### What to work on:
Read the records below and report each line in which "ознакомлен" occurs.

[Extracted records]
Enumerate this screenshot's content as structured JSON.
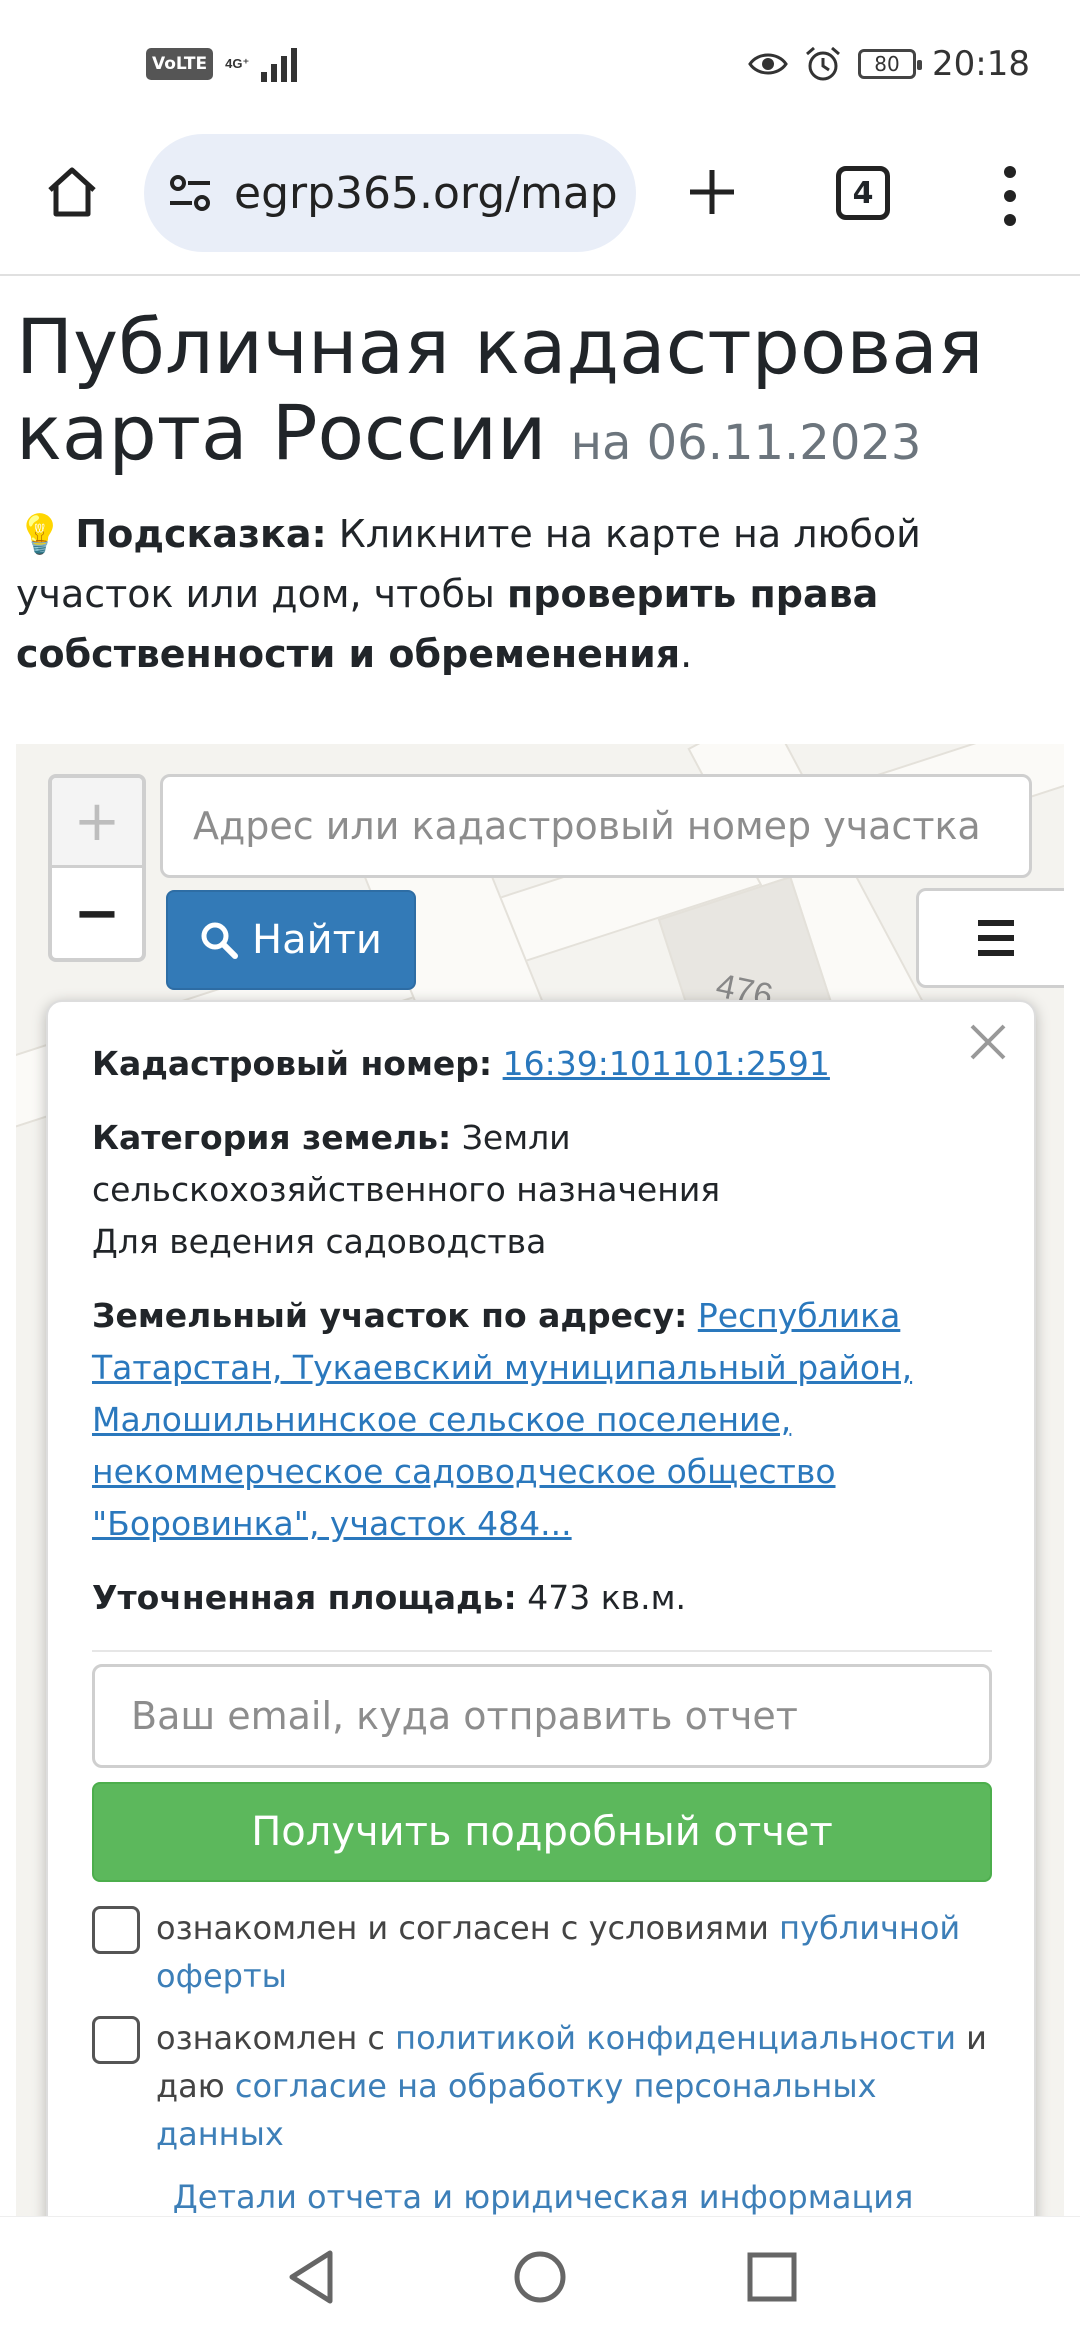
{
  "status_bar": {
    "volte": "VoLTE",
    "network": "4G⁺",
    "battery": "80",
    "time": "20:18"
  },
  "browser": {
    "url": "egrp365.org/map",
    "tab_count": "4"
  },
  "page": {
    "title": "Публичная кадастровая карта России",
    "title_date": "на 06.11.2023",
    "hint_icon": "💡",
    "hint_label": "Подсказка:",
    "hint_text_1": " Кликните на карте на любой участок или дом, чтобы ",
    "hint_bold": "проверить права собственности и обременения",
    "hint_end": "."
  },
  "map": {
    "zoom_in": "+",
    "zoom_out": "−",
    "search_placeholder": "Адрес или кадастровый номер участка",
    "find_label": "Найти",
    "plot_label": "476"
  },
  "popup": {
    "cadastral_label": "Кадастровый номер:",
    "cadastral_value": "16:39:101101:2591",
    "category_label": "Категория земель:",
    "category_value": "Земли сельскохозяйственного назначения",
    "usage": "Для ведения садоводства",
    "address_label": "Земельный участок по адресу:",
    "address_value": "Республика Татарстан, Тукаевский муниципальный район, Малошильнинское сельское поселение, некоммерческое садоводческое общество \"Боровинка\", участок 484...",
    "area_label": "Уточненная площадь:",
    "area_value": "473 кв.м.",
    "email_placeholder": "Ваш email, куда отправить отчет",
    "report_button": "Получить подробный отчет",
    "check1_text": "ознакомлен и согласен с условиями ",
    "check1_link": "публичной оферты",
    "check2_text1": "ознакомлен с ",
    "check2_link1": "политикой конфиденциальности",
    "check2_text2": " и даю ",
    "check2_link2": "согласие на обработку персональных данных",
    "details_link": "Детали отчета и юридическая информация"
  },
  "colors": {
    "primary": "#337ab7",
    "success": "#5cb85c",
    "link": "#2a78bd"
  }
}
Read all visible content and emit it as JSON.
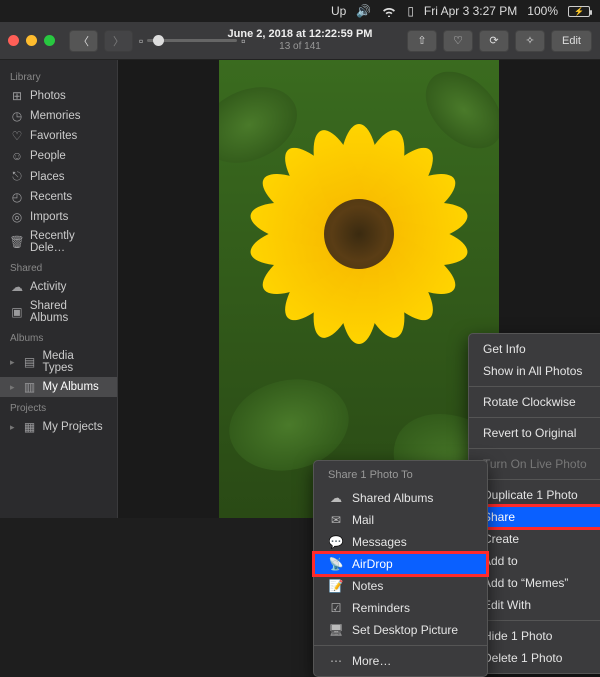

### Answer section:
    "check1_text": "ознакомлен и согласен с условиями ",
    "check2_text1": "ознакомлен с ",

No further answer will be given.